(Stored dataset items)
____

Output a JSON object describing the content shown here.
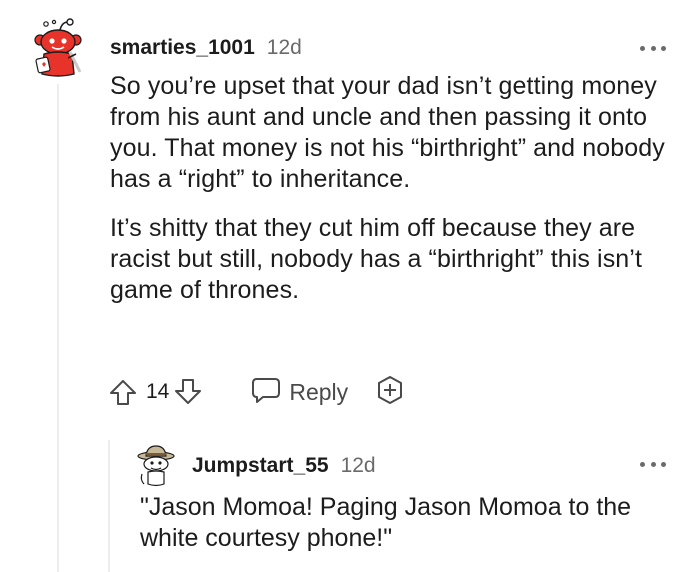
{
  "comment": {
    "username": "smarties_1001",
    "age": "12d",
    "paragraphs": [
      "So you’re upset that your dad isn’t getting money from his aunt and uncle and then passing it onto you. That money is not his “birthright” and nobody has a “right” to inheritance.",
      "It’s shitty that they cut him off because they are racist but still, nobody has a “birthright” this isn’t game of thrones."
    ],
    "score": "14",
    "reply_label": "Reply",
    "avatar_icon": "snoo-avatar-red-icon",
    "more_icon": "more-options-icon"
  },
  "reply": {
    "username": "Jumpstart_55",
    "age": "12d",
    "text": "\"Jason Momoa! Paging Jason Momoa to the white courtesy phone!\"",
    "avatar_icon": "snoo-avatar-explorer-icon",
    "more_icon": "more-options-icon"
  },
  "colors": {
    "text": "#1c1c1c",
    "muted": "#6a6a6a",
    "thread_line": "#ededed",
    "avatar_red": "#e8332a"
  }
}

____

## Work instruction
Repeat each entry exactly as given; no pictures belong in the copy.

## Task output
Output a JSON object describing the content shown here.
{
  "comment": {
    "username": "smarties_1001",
    "age": "12d",
    "paragraphs": [
      "So you’re upset that your dad isn’t getting money from his aunt and uncle and then passing it onto you. That money is not his “birthright” and nobody has a “right” to inheritance.",
      "It’s shitty that they cut him off because they are racist but still, nobody has a “birthright” this isn’t game of thrones."
    ],
    "score": "14",
    "reply_label": "Reply",
    "avatar_icon": "snoo-avatar-red-icon",
    "more_icon": "more-options-icon"
  },
  "reply": {
    "username": "Jumpstart_55",
    "age": "12d",
    "text": "\"Jason Momoa! Paging Jason Momoa to the white courtesy phone!\"",
    "avatar_icon": "snoo-avatar-explorer-icon",
    "more_icon": "more-options-icon"
  },
  "colors": {
    "text": "#1c1c1c",
    "muted": "#6a6a6a",
    "thread_line": "#ededed",
    "avatar_red": "#e8332a"
  }
}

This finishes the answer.